- **Your objective**: Output the records exactly as they appear, with no pictures included.

- **Exercise data**:
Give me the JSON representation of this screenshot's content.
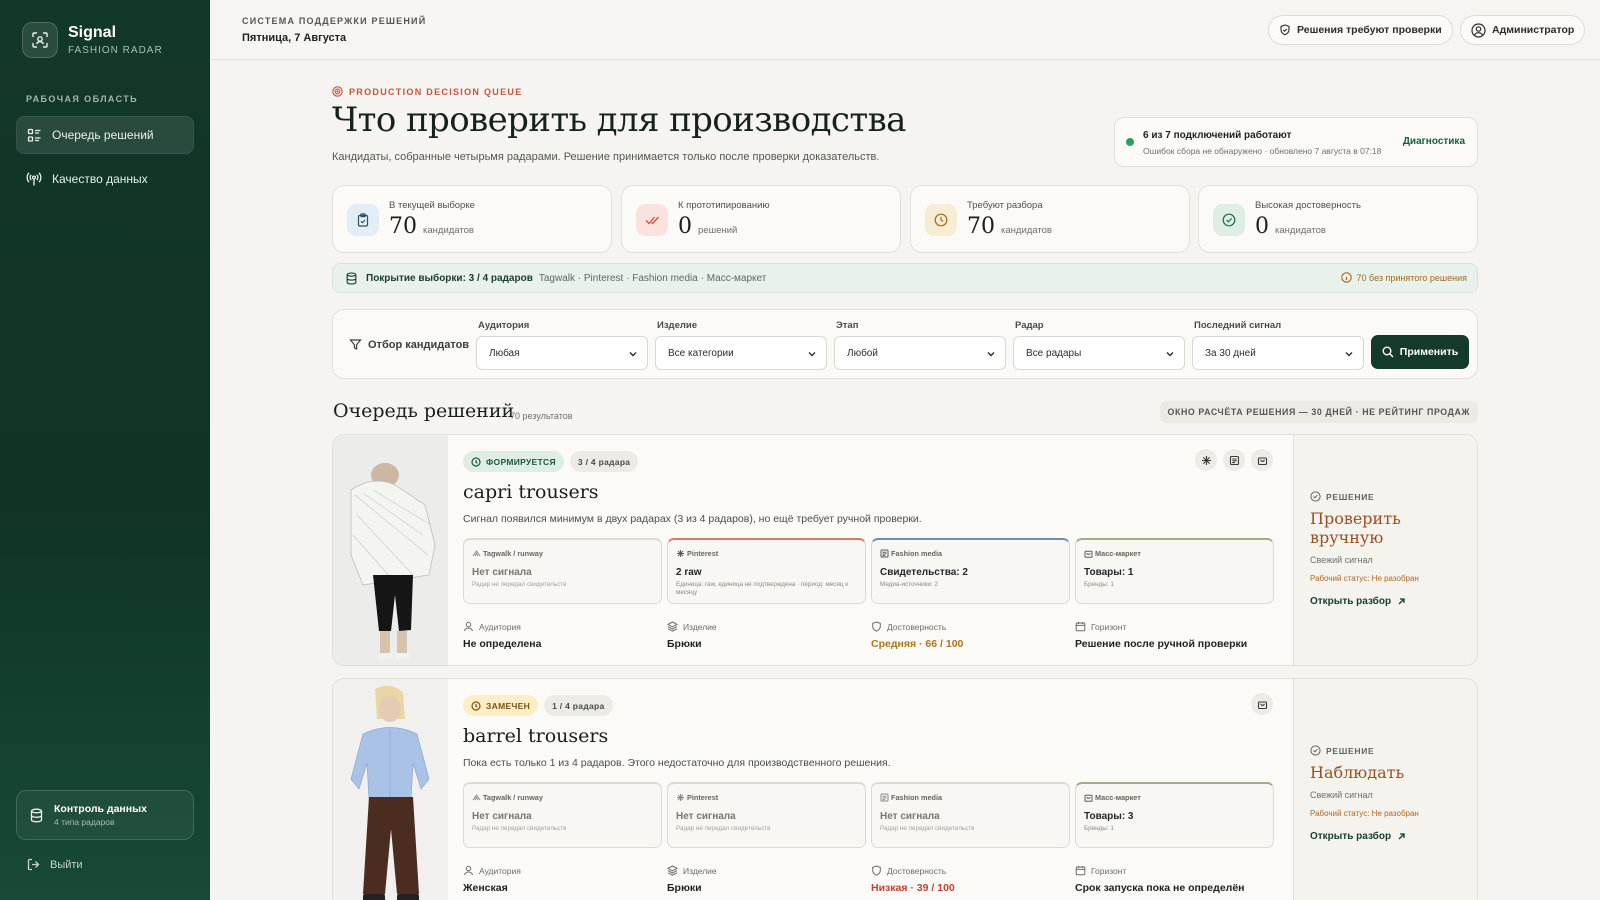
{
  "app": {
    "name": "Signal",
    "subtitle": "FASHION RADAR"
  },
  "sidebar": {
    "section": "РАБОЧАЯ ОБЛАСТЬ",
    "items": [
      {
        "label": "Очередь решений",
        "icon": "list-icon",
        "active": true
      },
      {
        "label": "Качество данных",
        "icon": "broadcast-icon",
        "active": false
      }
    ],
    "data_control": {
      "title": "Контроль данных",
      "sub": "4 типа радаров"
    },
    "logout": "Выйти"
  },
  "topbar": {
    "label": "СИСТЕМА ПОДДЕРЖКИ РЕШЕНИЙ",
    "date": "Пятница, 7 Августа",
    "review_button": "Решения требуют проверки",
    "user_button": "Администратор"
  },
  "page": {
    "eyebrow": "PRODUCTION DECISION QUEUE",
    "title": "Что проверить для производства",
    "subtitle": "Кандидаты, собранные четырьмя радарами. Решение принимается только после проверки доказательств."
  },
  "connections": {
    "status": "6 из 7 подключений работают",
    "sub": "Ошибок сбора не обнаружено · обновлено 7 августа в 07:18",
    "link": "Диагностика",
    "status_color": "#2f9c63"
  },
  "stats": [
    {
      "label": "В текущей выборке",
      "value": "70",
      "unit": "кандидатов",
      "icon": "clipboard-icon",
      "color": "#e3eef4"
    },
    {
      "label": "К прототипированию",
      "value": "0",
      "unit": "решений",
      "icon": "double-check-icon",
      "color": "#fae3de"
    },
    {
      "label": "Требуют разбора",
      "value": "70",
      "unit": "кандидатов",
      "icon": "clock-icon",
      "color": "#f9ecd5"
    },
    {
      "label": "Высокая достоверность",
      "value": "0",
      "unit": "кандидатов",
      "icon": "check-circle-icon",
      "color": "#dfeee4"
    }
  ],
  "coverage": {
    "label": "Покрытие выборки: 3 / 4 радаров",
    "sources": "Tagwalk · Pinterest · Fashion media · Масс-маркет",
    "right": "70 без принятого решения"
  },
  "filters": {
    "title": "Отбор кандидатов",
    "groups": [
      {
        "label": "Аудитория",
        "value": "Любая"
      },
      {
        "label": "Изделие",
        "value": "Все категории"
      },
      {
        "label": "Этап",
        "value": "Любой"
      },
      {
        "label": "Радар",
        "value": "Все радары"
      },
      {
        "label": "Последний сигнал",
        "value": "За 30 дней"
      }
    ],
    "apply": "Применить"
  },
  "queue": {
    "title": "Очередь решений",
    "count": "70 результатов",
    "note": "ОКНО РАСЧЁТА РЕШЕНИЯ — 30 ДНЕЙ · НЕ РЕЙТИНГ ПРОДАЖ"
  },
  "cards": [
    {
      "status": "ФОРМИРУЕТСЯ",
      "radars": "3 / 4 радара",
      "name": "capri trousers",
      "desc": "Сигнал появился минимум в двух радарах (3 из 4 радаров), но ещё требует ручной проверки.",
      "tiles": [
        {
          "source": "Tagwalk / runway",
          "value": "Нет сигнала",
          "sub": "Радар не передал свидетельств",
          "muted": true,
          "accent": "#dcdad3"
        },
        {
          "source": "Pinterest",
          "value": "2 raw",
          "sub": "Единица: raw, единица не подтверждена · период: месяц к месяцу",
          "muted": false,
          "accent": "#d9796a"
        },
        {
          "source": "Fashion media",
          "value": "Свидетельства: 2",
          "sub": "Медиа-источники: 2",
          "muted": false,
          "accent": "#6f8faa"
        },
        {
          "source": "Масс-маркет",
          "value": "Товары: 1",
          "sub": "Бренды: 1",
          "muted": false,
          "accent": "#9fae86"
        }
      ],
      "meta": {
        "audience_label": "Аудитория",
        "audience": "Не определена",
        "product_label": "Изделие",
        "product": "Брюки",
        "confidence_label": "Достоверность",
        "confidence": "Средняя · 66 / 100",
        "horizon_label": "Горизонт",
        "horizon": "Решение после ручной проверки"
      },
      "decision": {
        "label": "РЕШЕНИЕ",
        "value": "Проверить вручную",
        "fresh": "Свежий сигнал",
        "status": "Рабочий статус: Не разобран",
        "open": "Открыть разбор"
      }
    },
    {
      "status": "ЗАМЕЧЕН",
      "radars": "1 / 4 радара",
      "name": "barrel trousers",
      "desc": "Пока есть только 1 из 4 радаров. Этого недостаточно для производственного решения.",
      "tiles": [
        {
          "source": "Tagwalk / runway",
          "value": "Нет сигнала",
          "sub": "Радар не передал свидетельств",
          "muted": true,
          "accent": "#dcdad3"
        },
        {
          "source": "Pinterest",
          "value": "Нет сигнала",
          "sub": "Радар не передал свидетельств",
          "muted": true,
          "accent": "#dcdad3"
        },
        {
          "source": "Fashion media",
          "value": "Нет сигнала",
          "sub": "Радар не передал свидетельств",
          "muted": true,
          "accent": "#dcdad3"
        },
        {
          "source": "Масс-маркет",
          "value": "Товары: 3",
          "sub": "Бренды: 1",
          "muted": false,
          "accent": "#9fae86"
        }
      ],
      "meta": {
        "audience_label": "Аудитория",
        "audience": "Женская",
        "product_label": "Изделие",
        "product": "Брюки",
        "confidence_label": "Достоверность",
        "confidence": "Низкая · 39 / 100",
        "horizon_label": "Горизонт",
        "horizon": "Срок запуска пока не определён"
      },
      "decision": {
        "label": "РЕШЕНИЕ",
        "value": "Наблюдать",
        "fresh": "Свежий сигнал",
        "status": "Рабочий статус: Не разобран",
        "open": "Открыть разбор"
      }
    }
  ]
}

- **Your response**:
Give me the JSON representation of this screenshot's content.
{
  "app": {
    "name": "Signal",
    "subtitle": "FASHION RADAR"
  },
  "sidebar": {
    "section": "РАБОЧАЯ ОБЛАСТЬ",
    "items": [
      {
        "label": "Очередь решений",
        "icon": "list-icon",
        "active": true
      },
      {
        "label": "Качество данных",
        "icon": "broadcast-icon",
        "active": false
      }
    ],
    "data_control": {
      "title": "Контроль данных",
      "sub": "4 типа радаров"
    },
    "logout": "Выйти"
  },
  "topbar": {
    "label": "СИСТЕМА ПОДДЕРЖКИ РЕШЕНИЙ",
    "date": "Пятница, 7 Августа",
    "review_button": "Решения требуют проверки",
    "user_button": "Администратор"
  },
  "page": {
    "eyebrow": "PRODUCTION DECISION QUEUE",
    "title": "Что проверить для производства",
    "subtitle": "Кандидаты, собранные четырьмя радарами. Решение принимается только после проверки доказательств."
  },
  "connections": {
    "status": "6 из 7 подключений работают",
    "sub": "Ошибок сбора не обнаружено · обновлено 7 августа в 07:18",
    "link": "Диагностика",
    "status_color": "#2f9c63"
  },
  "stats": [
    {
      "label": "В текущей выборке",
      "value": "70",
      "unit": "кандидатов",
      "icon": "clipboard-icon",
      "color": "#e3eef4"
    },
    {
      "label": "К прототипированию",
      "value": "0",
      "unit": "решений",
      "icon": "double-check-icon",
      "color": "#fae3de"
    },
    {
      "label": "Требуют разбора",
      "value": "70",
      "unit": "кандидатов",
      "icon": "clock-icon",
      "color": "#f9ecd5"
    },
    {
      "label": "Высокая достоверность",
      "value": "0",
      "unit": "кандидатов",
      "icon": "check-circle-icon",
      "color": "#dfeee4"
    }
  ],
  "coverage": {
    "label": "Покрытие выборки: 3 / 4 радаров",
    "sources": "Tagwalk · Pinterest · Fashion media · Масс-маркет",
    "right": "70 без принятого решения"
  },
  "filters": {
    "title": "Отбор кандидатов",
    "groups": [
      {
        "label": "Аудитория",
        "value": "Любая"
      },
      {
        "label": "Изделие",
        "value": "Все категории"
      },
      {
        "label": "Этап",
        "value": "Любой"
      },
      {
        "label": "Радар",
        "value": "Все радары"
      },
      {
        "label": "Последний сигнал",
        "value": "За 30 дней"
      }
    ],
    "apply": "Применить"
  },
  "queue": {
    "title": "Очередь решений",
    "count": "70 результатов",
    "note": "ОКНО РАСЧЁТА РЕШЕНИЯ — 30 ДНЕЙ · НЕ РЕЙТИНГ ПРОДАЖ"
  },
  "cards": [
    {
      "status": "ФОРМИРУЕТСЯ",
      "radars": "3 / 4 радара",
      "name": "capri trousers",
      "desc": "Сигнал появился минимум в двух радарах (3 из 4 радаров), но ещё требует ручной проверки.",
      "tiles": [
        {
          "source": "Tagwalk / runway",
          "value": "Нет сигнала",
          "sub": "Радар не передал свидетельств",
          "muted": true,
          "accent": "#dcdad3"
        },
        {
          "source": "Pinterest",
          "value": "2 raw",
          "sub": "Единица: raw, единица не подтверждена · период: месяц к месяцу",
          "muted": false,
          "accent": "#d9796a"
        },
        {
          "source": "Fashion media",
          "value": "Свидетельства: 2",
          "sub": "Медиа-источники: 2",
          "muted": false,
          "accent": "#6f8faa"
        },
        {
          "source": "Масс-маркет",
          "value": "Товары: 1",
          "sub": "Бренды: 1",
          "muted": false,
          "accent": "#9fae86"
        }
      ],
      "meta": {
        "audience_label": "Аудитория",
        "audience": "Не определена",
        "product_label": "Изделие",
        "product": "Брюки",
        "confidence_label": "Достоверность",
        "confidence": "Средняя · 66 / 100",
        "horizon_label": "Горизонт",
        "horizon": "Решение после ручной проверки"
      },
      "decision": {
        "label": "РЕШЕНИЕ",
        "value": "Проверить вручную",
        "fresh": "Свежий сигнал",
        "status": "Рабочий статус: Не разобран",
        "open": "Открыть разбор"
      }
    },
    {
      "status": "ЗАМЕЧЕН",
      "radars": "1 / 4 радара",
      "name": "barrel trousers",
      "desc": "Пока есть только 1 из 4 радаров. Этого недостаточно для производственного решения.",
      "tiles": [
        {
          "source": "Tagwalk / runway",
          "value": "Нет сигнала",
          "sub": "Радар не передал свидетельств",
          "muted": true,
          "accent": "#dcdad3"
        },
        {
          "source": "Pinterest",
          "value": "Нет сигнала",
          "sub": "Радар не передал свидетельств",
          "muted": true,
          "accent": "#dcdad3"
        },
        {
          "source": "Fashion media",
          "value": "Нет сигнала",
          "sub": "Радар не передал свидетельств",
          "muted": true,
          "accent": "#dcdad3"
        },
        {
          "source": "Масс-маркет",
          "value": "Товары: 3",
          "sub": "Бренды: 1",
          "muted": false,
          "accent": "#9fae86"
        }
      ],
      "meta": {
        "audience_label": "Аудитория",
        "audience": "Женская",
        "product_label": "Изделие",
        "product": "Брюки",
        "confidence_label": "Достоверность",
        "confidence": "Низкая · 39 / 100",
        "horizon_label": "Горизонт",
        "horizon": "Срок запуска пока не определён"
      },
      "decision": {
        "label": "РЕШЕНИЕ",
        "value": "Наблюдать",
        "fresh": "Свежий сигнал",
        "status": "Рабочий статус: Не разобран",
        "open": "Открыть разбор"
      }
    }
  ]
}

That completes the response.